→ AIM OF THE TASK: Once the pictures are set aside, reproduce the entries below exactly.

[Dataset rows for apps and sites]
* * * * * * * * *

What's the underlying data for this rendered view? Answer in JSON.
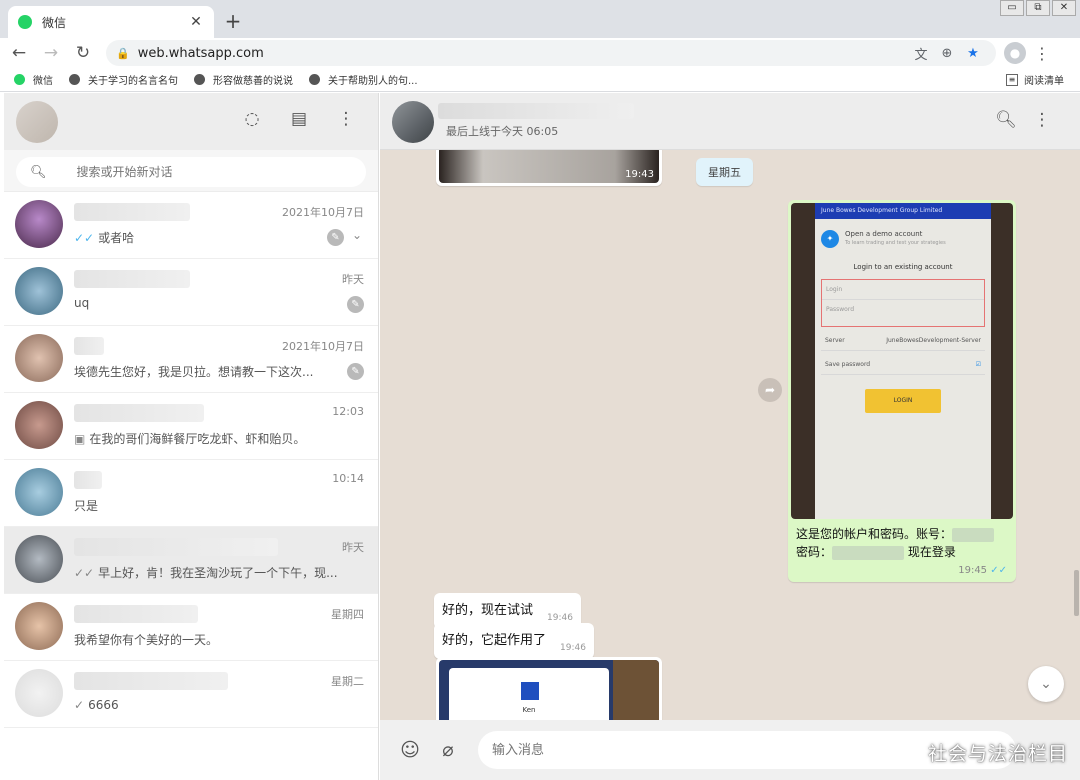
{
  "browser": {
    "tab_title": "微信",
    "tab_close": "✕",
    "new_tab": "+",
    "window_buttons": [
      "▭",
      "⧉",
      "✕"
    ],
    "nav": {
      "back": "←",
      "forward": "→",
      "reload": "↻"
    },
    "url": "web.whatsapp.com",
    "icons": [
      "translate-icon",
      "zoom-icon",
      "star-icon",
      "profile-icon",
      "menu-icon"
    ],
    "bookmarks": [
      "微信",
      "关于学习的名言名句",
      "形容做慈善的说说",
      "关于帮助别人的句..."
    ],
    "reading_list": "阅读清单"
  },
  "sidebar": {
    "search_placeholder": "搜索或开始新对话",
    "chats": [
      {
        "time": "2021年10月7日",
        "preview": "或者哈",
        "tick": "✓✓",
        "tick_color": "#4fb6ec",
        "pinned": true,
        "selected": false
      },
      {
        "time": "昨天",
        "preview": "uq",
        "tick": "",
        "pinned": true,
        "selected": false
      },
      {
        "time": "2021年10月7日",
        "preview": "埃德先生您好，我是贝拉。想请教一下这次...",
        "tick": "",
        "pinned": true,
        "selected": false
      },
      {
        "time": "12:03",
        "preview": "在我的哥们海鲜餐厅吃龙虾、虾和贻贝。",
        "tick": "",
        "pinned": false,
        "selected": false
      },
      {
        "time": "10:14",
        "preview": "只是",
        "tick": "",
        "pinned": false,
        "selected": false
      },
      {
        "time": "昨天",
        "preview": "早上好，肯！我在圣淘沙玩了一个下午，现...",
        "tick": "✓✓",
        "tick_color": "#888888",
        "pinned": false,
        "selected": true
      },
      {
        "time": "星期四",
        "preview": "我希望你有个美好的一天。",
        "tick": "",
        "pinned": false,
        "selected": false
      },
      {
        "time": "星期二",
        "preview": "6666",
        "tick": "✓",
        "tick_color": "#888888",
        "pinned": false,
        "selected": false
      }
    ]
  },
  "conversation": {
    "status": "最后上线于今天 06:05",
    "messages": {
      "img1_time": "19:43",
      "day_divider": "星期五",
      "out_caption_1": "这是您的帐户和密码。账号：",
      "out_caption_2a": "密码：",
      "out_caption_2b": "现在登录",
      "out_time": "19:45",
      "out_tick": "✓✓",
      "in1_text": "好的，现在试试",
      "in1_time": "19:46",
      "in2_text": "好的，它起作用了",
      "in2_time": "19:46"
    },
    "phone_screen": {
      "header": "June Bowes Development Group Limited",
      "demo_title": "Open a demo account",
      "demo_sub": "To learn trading and test your strategies",
      "login_heading": "Login to an existing account",
      "login_field": "Login",
      "password_field": "Password",
      "server_label": "Server",
      "server_value": "JuneBowesDevelopment-Server",
      "save_password": "Save password",
      "login_button": "LOGIN",
      "app_name": "Ken"
    },
    "input_placeholder": "输入消息"
  },
  "watermark": "社会与法治栏目"
}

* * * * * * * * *

→ COMPLETED TASK:
What's the underlying data for this rendered view? Answer in JSON.
{
  "browser": {
    "tab_title": "微信",
    "tab_close": "✕",
    "new_tab": "+",
    "window_buttons": [
      "▭",
      "⧉",
      "✕"
    ],
    "nav": {
      "back": "←",
      "forward": "→",
      "reload": "↻"
    },
    "url": "web.whatsapp.com",
    "icons": [
      "translate-icon",
      "zoom-icon",
      "star-icon",
      "profile-icon",
      "menu-icon"
    ],
    "bookmarks": [
      "微信",
      "关于学习的名言名句",
      "形容做慈善的说说",
      "关于帮助别人的句..."
    ],
    "reading_list": "阅读清单"
  },
  "sidebar": {
    "search_placeholder": "搜索或开始新对话",
    "chats": [
      {
        "time": "2021年10月7日",
        "preview": "或者哈",
        "tick": "✓✓",
        "tick_color": "#4fb6ec",
        "pinned": true,
        "selected": false
      },
      {
        "time": "昨天",
        "preview": "uq",
        "tick": "",
        "pinned": true,
        "selected": false
      },
      {
        "time": "2021年10月7日",
        "preview": "埃德先生您好，我是贝拉。想请教一下这次...",
        "tick": "",
        "pinned": true,
        "selected": false
      },
      {
        "time": "12:03",
        "preview": "在我的哥们海鲜餐厅吃龙虾、虾和贻贝。",
        "tick": "",
        "pinned": false,
        "selected": false
      },
      {
        "time": "10:14",
        "preview": "只是",
        "tick": "",
        "pinned": false,
        "selected": false
      },
      {
        "time": "昨天",
        "preview": "早上好，肯！我在圣淘沙玩了一个下午，现...",
        "tick": "✓✓",
        "tick_color": "#888888",
        "pinned": false,
        "selected": true
      },
      {
        "time": "星期四",
        "preview": "我希望你有个美好的一天。",
        "tick": "",
        "pinned": false,
        "selected": false
      },
      {
        "time": "星期二",
        "preview": "6666",
        "tick": "✓",
        "tick_color": "#888888",
        "pinned": false,
        "selected": false
      }
    ]
  },
  "conversation": {
    "status": "最后上线于今天 06:05",
    "messages": {
      "img1_time": "19:43",
      "day_divider": "星期五",
      "out_caption_1": "这是您的帐户和密码。账号：",
      "out_caption_2a": "密码：",
      "out_caption_2b": "现在登录",
      "out_time": "19:45",
      "out_tick": "✓✓",
      "in1_text": "好的，现在试试",
      "in1_time": "19:46",
      "in2_text": "好的，它起作用了",
      "in2_time": "19:46"
    },
    "phone_screen": {
      "header": "June Bowes Development Group Limited",
      "demo_title": "Open a demo account",
      "demo_sub": "To learn trading and test your strategies",
      "login_heading": "Login to an existing account",
      "login_field": "Login",
      "password_field": "Password",
      "server_label": "Server",
      "server_value": "JuneBowesDevelopment-Server",
      "save_password": "Save password",
      "login_button": "LOGIN",
      "app_name": "Ken"
    },
    "input_placeholder": "输入消息"
  },
  "watermark": "社会与法治栏目"
}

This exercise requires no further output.